I feel like me here.
Sometimes I feel guilty about wanting to making Paris my forever home because does that mean I love my family less? Does that mean I love my friends back home less? Of course not, but it’s hard to justify to yourself, and sometimes others, when the thing that, at times, makes you sad can be easily fixed by just saying goodbye.
So, when I have bouts of homesickness sometimes I keep it to myself. I simply try to incorporate elements of my old home here, notably through food. I cook Jamaican food to feel close to my family, my foundation and my culture. I am not very good at making Jamaican food and I know that I’ll never be as good as my mother. HOWEVER. Those days when I do attempt to cook Jamaican food; with the smells floating in the air, flavors dancing on my taste buds and reggae music that makes me sway my hips from side to side, I truly do feel that I am à la maison.
Fried Dumplings, saltfish and plantains
This meal is my antidote to homesickness because it's easy :) and is classically Jamaican. It’s a staple in our culture. I still have vivid memories of my mom making fried dumplings on a Saturday morning and the smell waking me up and guiding me to the kitchen where I would try my best to steal one that was still a bit hot.
It's my attempt at infusing that caribbean spice in my life in Paris and I hope that as I continue to cook Jamaican food I will perfect the techniques, combination of flavors and hopefully pass down to any future Jamaican-American-French kids I have running around Paris one day.

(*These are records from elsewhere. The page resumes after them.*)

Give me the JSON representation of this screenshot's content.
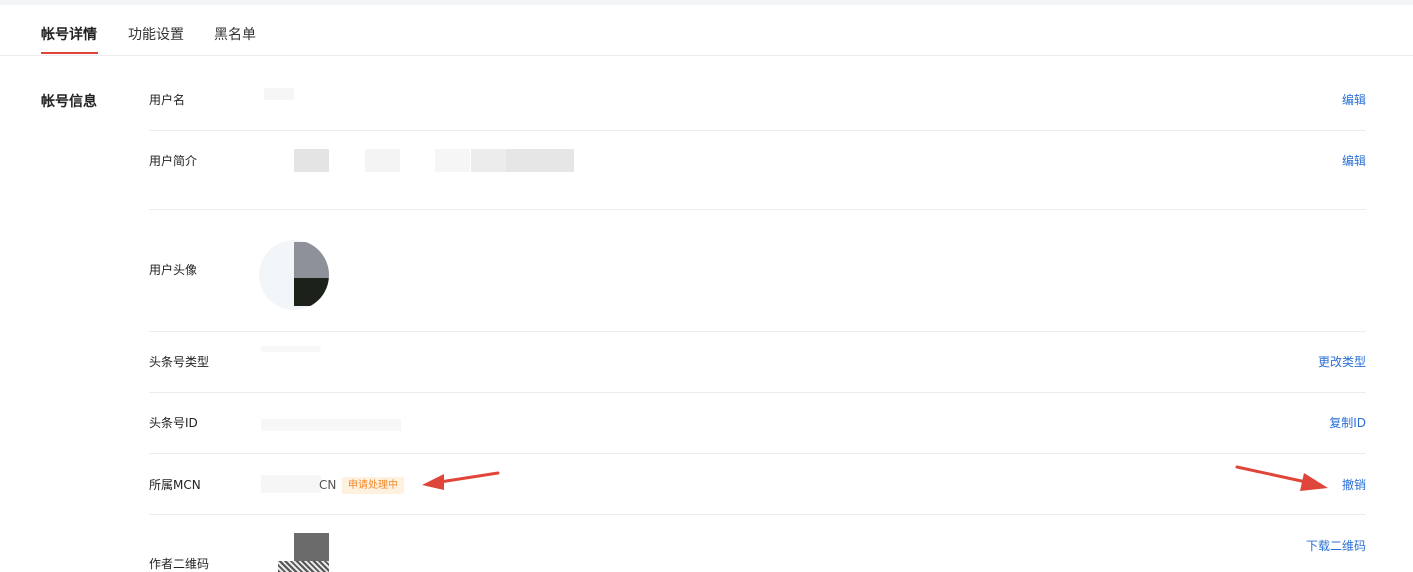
{
  "tabs": [
    {
      "label": "帐号详情",
      "active": true
    },
    {
      "label": "功能设置",
      "active": false
    },
    {
      "label": "黑名单",
      "active": false
    }
  ],
  "section": {
    "title": "帐号信息"
  },
  "rows": {
    "username": {
      "label": "用户名",
      "action": "编辑"
    },
    "bio": {
      "label": "用户简介",
      "action": "编辑"
    },
    "avatar": {
      "label": "用户头像"
    },
    "account_type": {
      "label": "头条号类型",
      "action": "更改类型"
    },
    "account_id": {
      "label": "头条号ID",
      "action": "复制ID"
    },
    "mcn": {
      "label": "所属MCN",
      "value_suffix": "CN",
      "status_badge": "申请处理中",
      "action": "撤销"
    },
    "qrcode": {
      "label": "作者二维码",
      "action": "下载二维码"
    }
  },
  "colors": {
    "accent": "#e0453a",
    "link": "#2a6fd6",
    "badge_text": "#f08a2a",
    "badge_bg": "#fff1e0",
    "annotation_arrow": "#e0453a"
  }
}
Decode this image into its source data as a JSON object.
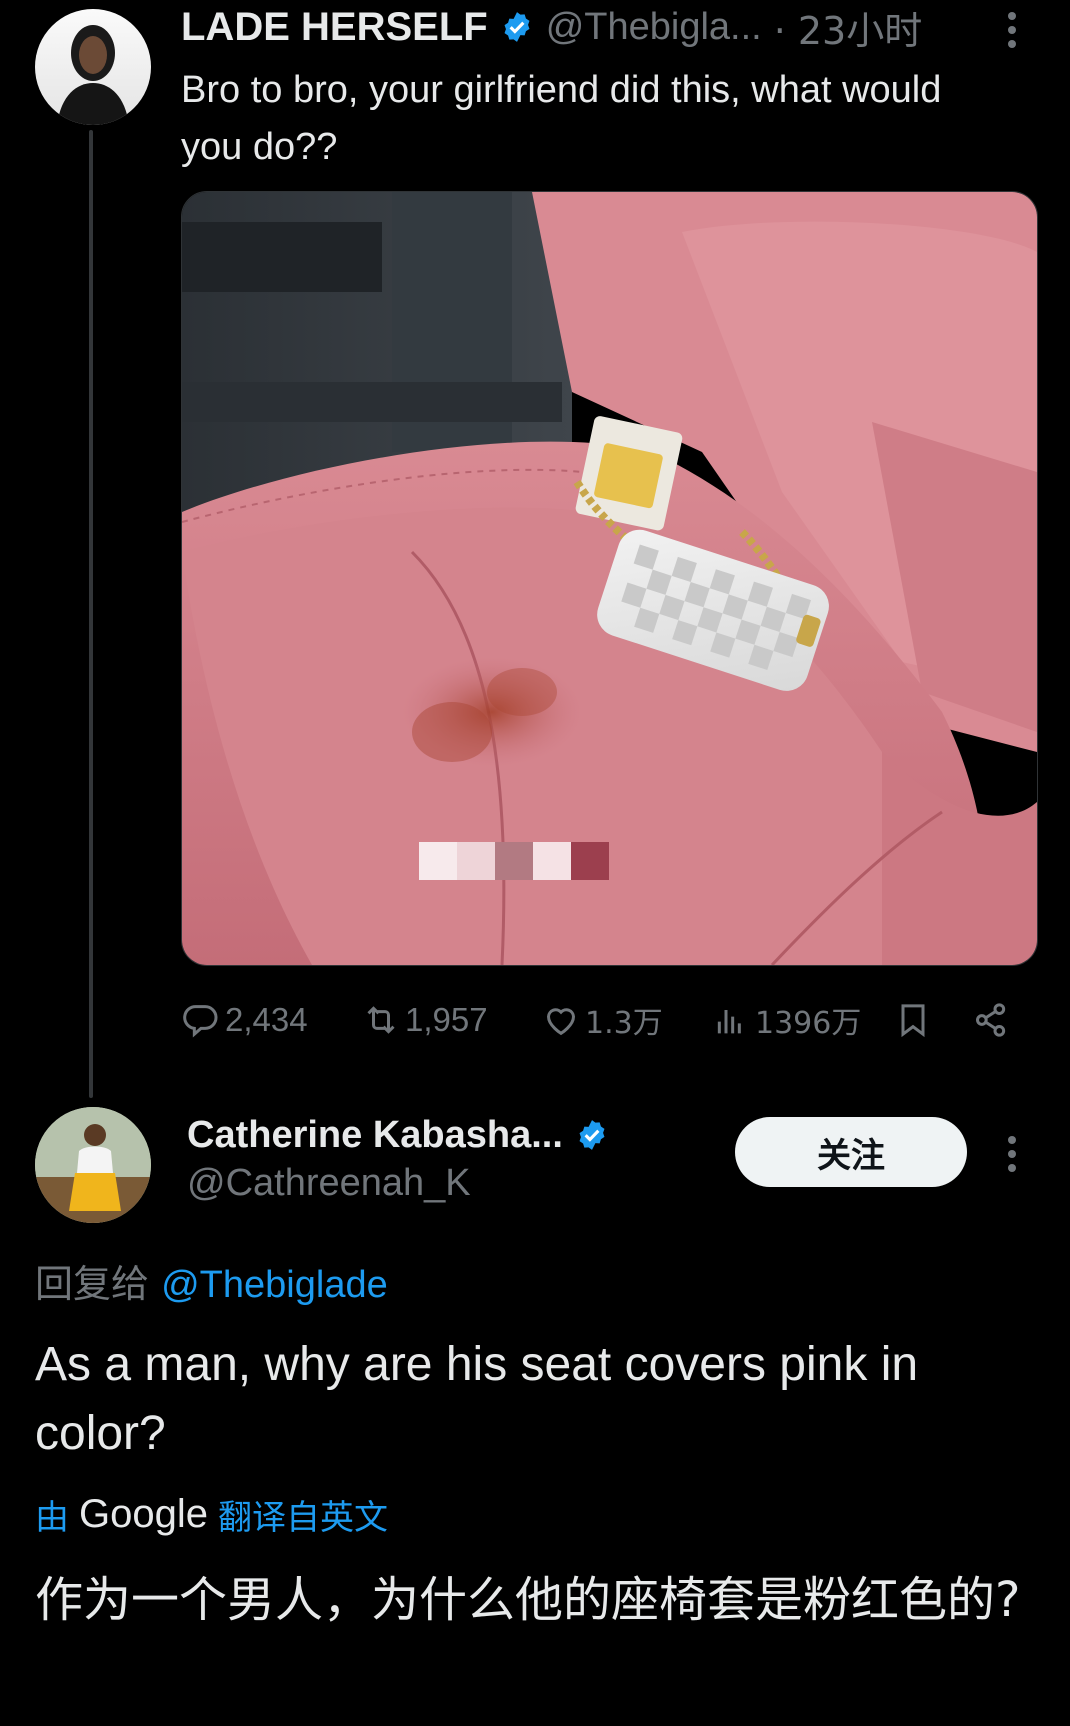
{
  "tweet": {
    "name": "LADE HERSELF",
    "handle": "@Thebigla...",
    "time": "· 23小时",
    "text": "Bro to bro, your girlfriend did this, what would you do??",
    "stats": {
      "replies": "2,434",
      "retweets": "1,957",
      "likes": "1.3万",
      "views": "1396万"
    }
  },
  "reply": {
    "name": "Catherine Kabasha...",
    "handle": "@Cathreenah_K",
    "follow_label": "关注",
    "reply_to_prefix": "回复给",
    "reply_to_handle": "@Thebiglade",
    "text": "As a man, why are his seat covers pink in color?",
    "translate_prefix": "由",
    "translate_brand": "Google",
    "translate_suffix": "翻译自英文",
    "translated_text": "作为一个男人，为什么他的座椅套是粉红色的?"
  },
  "colors": {
    "background": "#000000",
    "accent": "#1d9bf0",
    "muted": "#71767b",
    "text": "#e7e9ea"
  }
}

Jamaican fried dumplings recipe adapted from Cook Like A Jamaican
2 cups of flour
1/2 to 1 tsp Salt (if using salted butter or margarine use 1/2 tsp salt)
3 tsp Baking powder

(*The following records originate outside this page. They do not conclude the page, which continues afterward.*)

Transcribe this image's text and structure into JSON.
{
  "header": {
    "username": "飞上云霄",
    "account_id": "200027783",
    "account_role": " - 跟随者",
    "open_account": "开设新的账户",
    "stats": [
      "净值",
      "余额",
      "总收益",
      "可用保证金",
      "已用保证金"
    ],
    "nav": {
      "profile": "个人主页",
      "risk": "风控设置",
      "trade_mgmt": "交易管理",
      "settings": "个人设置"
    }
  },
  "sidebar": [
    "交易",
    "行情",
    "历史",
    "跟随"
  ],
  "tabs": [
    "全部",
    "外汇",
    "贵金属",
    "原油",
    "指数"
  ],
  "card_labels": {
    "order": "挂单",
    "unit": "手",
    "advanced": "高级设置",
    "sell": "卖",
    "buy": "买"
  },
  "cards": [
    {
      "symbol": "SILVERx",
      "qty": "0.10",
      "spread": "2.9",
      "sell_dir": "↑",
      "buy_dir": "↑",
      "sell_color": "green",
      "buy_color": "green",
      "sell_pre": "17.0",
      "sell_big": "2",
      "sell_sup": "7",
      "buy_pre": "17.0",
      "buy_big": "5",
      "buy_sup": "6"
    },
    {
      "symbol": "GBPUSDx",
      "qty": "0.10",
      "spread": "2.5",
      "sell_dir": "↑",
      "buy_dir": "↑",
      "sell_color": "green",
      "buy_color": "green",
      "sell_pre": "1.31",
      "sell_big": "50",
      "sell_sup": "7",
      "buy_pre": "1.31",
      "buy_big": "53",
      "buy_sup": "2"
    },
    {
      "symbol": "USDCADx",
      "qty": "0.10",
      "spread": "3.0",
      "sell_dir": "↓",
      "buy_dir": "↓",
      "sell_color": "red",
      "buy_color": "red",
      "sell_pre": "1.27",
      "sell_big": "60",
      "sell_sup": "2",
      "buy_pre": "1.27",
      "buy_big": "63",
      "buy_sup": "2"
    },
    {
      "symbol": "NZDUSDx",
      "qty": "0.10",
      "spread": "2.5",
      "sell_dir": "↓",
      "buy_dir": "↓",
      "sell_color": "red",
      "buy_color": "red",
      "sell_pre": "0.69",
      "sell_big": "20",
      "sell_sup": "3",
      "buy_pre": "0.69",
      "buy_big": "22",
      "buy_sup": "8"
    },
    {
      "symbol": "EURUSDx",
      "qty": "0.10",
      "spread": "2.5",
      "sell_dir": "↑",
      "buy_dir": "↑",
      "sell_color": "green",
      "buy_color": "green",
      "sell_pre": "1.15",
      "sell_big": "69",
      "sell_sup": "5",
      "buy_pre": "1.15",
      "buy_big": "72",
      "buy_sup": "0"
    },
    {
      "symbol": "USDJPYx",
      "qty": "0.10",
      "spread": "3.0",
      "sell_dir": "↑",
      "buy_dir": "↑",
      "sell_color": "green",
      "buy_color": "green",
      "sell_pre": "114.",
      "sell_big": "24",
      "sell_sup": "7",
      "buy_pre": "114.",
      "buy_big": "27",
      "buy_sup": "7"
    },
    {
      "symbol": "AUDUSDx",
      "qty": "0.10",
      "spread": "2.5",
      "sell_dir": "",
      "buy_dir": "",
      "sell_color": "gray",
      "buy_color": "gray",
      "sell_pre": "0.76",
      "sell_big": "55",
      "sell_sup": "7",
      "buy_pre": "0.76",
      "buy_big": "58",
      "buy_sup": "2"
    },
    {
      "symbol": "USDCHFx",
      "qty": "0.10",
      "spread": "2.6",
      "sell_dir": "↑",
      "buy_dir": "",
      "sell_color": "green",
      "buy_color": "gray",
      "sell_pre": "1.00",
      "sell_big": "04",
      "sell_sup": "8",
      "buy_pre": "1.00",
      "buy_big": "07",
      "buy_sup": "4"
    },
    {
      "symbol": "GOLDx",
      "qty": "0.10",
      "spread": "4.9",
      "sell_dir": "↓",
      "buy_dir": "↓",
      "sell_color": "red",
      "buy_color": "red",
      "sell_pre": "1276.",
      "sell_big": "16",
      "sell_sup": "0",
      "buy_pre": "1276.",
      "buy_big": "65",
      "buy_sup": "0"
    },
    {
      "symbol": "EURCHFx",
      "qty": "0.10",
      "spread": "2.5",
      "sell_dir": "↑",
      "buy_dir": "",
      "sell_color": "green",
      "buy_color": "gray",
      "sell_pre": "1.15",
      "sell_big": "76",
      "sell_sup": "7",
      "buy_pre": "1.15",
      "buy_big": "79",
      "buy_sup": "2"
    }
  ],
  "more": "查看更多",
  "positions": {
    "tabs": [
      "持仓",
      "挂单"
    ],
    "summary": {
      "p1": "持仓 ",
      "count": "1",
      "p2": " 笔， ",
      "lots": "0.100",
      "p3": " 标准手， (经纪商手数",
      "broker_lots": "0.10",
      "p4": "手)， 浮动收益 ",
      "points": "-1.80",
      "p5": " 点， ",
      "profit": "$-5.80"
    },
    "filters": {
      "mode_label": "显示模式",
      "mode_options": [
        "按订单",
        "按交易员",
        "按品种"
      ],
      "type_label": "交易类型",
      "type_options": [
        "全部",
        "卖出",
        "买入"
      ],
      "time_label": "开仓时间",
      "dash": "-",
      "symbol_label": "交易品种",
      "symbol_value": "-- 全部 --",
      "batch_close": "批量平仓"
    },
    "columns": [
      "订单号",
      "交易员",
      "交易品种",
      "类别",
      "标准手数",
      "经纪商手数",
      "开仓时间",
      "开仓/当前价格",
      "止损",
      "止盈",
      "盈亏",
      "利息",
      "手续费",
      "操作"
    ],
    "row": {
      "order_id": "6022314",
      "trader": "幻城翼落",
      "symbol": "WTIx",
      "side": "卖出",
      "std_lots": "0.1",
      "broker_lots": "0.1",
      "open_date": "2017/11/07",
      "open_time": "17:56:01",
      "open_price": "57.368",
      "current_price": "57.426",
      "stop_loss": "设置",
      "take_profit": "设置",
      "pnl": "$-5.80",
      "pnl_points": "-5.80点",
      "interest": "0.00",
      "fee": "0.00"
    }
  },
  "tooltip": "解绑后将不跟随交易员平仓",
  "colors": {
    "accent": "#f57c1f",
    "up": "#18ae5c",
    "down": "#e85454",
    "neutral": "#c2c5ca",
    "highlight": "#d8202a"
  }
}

3 Tbsp Unsalted Butter or margarine
3/4 cup Cold water
1/2 cup vegetable oil
1. Combine flour, salt and baking powder in a bowl
2. Blend butter into dry ingredients with hands or mixer until crumbly
3. Add water, a little at a time, to dry ingredients until dough holds together (you may
not need all the water). Sprinkle with more flour if dough is too wet.
4. Knead dough until smooth; do not over knead. Place in fridge for 15 minutes minimum or overnight if you can
5. Shape dough into 8 small balls (enough to fit in palm)
6. Pour cooking oil into frying pan and set stove to medium-high
7. Place dumplings into pan; oil should be sizzling
8. As each side browns continually turn dumplings until all sides are brown and
dumplings are light and fluffy
This recipe makes about 8 dumplings. You can eat them all, some or share with a friend! Comme tu veux.
Salt fish stew
200 grams or about 1 cup of salt fish that has either been soaked overnight to get the extra salt off or boiled several times that same day (specifics on the podcast)
1 medium onion
2 small-medium sweet peppers
2 medium tomatoes with seeds removed
1 clove of garlic minced
Ground black pepper to taste
1-2 tablespoons of vegetable oil
Debone and flake saltfish
Heat oil and sauté tomatoes, garlic, sweet pepper and onion until tender, about 6-7 minutes
Add flaked saltfish and black pepper
Lightly toss, cover, turn the stove down to low heat and allow all of those flavors to combine
1 plantain cut in half
2-3 tablespoons of vegetable oil
Heat oil in frying pan (make sure the pan is hot)
Peel half of the plantain
Cut into circles or diagonally
Once pan is hot add plantains one my one
Turn until both sides are a deep brown
Voilà. C’est tout. Now you too can have a little bit of Jamaica chez toi, no matter where you are.
The Fry Up The Vibes Playlist.
Nothing but pure, cool, chill Jamaican reggae vibes here. I grew up listening to this type of music, at home, at my extended families houses, in the car, everywhere essentially. There is no modern Dancehall reggae music in this playlist because, frankly, I'm not a huge fan. I am a child of the 80s, so I prefer when reggae music was more fun.
If you ever decide to make this dish, I recommend playing this in the background. It will make the meal taste even better, trust me. :)
That first super sunny and warm day of the spring/summer season you can open your window, put this playlist, close your eyes and be transported to Jakes Hotel on Treasure Beach chilling with an ice cold Red Stripe feeling 350% irie.